=== What the task requires ===
Which of the lines in the data below contain the string "NTKPreviewEngine"? Copy each of them.

=== Exercise data ===
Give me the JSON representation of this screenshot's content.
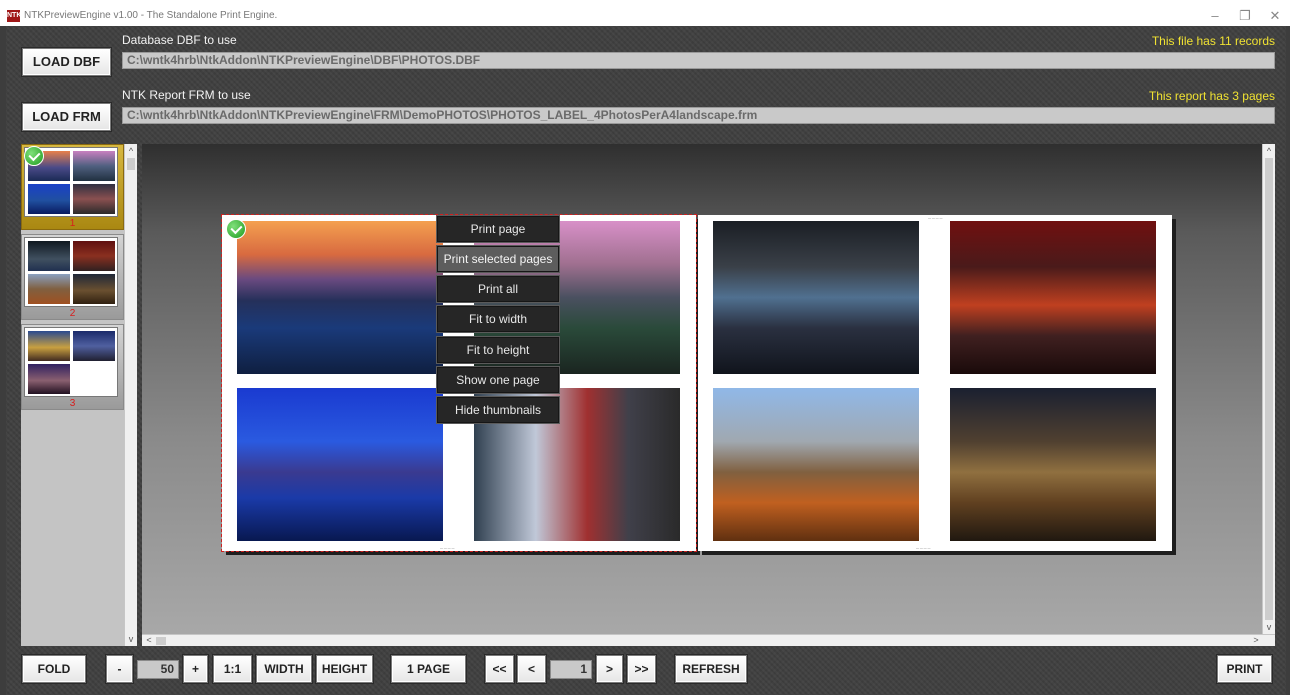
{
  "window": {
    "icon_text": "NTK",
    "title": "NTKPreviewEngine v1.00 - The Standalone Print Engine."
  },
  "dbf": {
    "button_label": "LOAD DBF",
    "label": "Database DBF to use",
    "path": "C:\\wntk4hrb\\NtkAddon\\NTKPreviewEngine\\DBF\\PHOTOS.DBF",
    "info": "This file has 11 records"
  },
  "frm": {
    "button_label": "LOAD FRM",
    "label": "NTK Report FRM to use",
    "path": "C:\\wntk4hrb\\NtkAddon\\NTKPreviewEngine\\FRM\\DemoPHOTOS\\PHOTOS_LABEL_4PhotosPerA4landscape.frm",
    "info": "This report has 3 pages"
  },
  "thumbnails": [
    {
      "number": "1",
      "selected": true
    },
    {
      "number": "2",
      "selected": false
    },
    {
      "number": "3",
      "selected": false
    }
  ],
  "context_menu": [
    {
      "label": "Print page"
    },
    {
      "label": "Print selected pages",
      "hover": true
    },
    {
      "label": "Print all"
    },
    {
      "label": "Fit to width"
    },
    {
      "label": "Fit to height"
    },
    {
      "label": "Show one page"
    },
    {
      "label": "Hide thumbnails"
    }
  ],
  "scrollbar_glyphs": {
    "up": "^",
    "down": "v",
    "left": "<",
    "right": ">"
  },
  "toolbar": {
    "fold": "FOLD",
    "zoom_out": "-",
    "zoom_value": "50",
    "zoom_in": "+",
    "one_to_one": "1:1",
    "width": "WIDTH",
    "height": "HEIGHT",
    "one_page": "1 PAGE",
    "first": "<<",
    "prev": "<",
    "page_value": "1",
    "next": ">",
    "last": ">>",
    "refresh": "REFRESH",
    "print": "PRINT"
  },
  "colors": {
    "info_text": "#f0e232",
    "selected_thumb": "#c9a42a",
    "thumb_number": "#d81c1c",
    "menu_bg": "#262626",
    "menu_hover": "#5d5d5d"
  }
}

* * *

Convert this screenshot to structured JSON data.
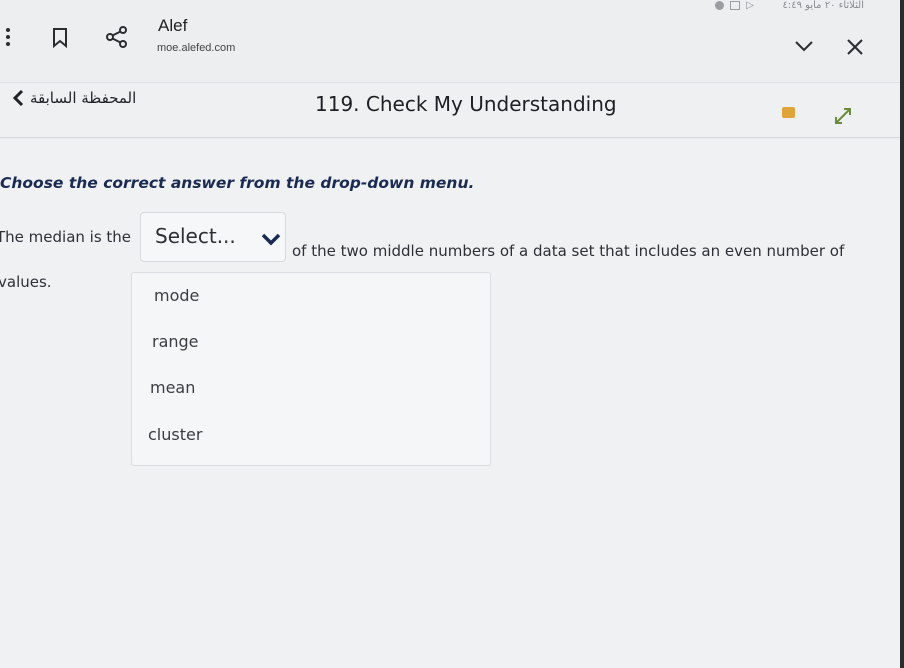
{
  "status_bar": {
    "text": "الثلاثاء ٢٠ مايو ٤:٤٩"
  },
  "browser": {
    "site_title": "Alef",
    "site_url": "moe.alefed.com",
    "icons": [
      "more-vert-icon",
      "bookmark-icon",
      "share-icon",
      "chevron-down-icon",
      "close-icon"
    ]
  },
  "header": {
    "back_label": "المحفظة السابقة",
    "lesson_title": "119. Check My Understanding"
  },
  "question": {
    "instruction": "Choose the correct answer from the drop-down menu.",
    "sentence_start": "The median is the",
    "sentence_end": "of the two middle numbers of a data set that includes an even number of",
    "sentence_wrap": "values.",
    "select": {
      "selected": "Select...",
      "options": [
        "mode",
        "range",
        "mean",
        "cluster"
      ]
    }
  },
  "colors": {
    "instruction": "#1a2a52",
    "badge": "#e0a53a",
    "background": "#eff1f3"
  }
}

=== Result of the exercise ===
    "title": "NTKPreviewEngine v1.00 - The Standalone Print Engine."
    "path": "C:\\wntk4hrb\\NtkAddon\\NTKPreviewEngine\\DBF\\PHOTOS.DBF",
    "path": "C:\\wntk4hrb\\NtkAddon\\NTKPreviewEngine\\FRM\\DemoPHOTOS\\PHOTOS_LABEL_4PhotosPerA4landscape.frm",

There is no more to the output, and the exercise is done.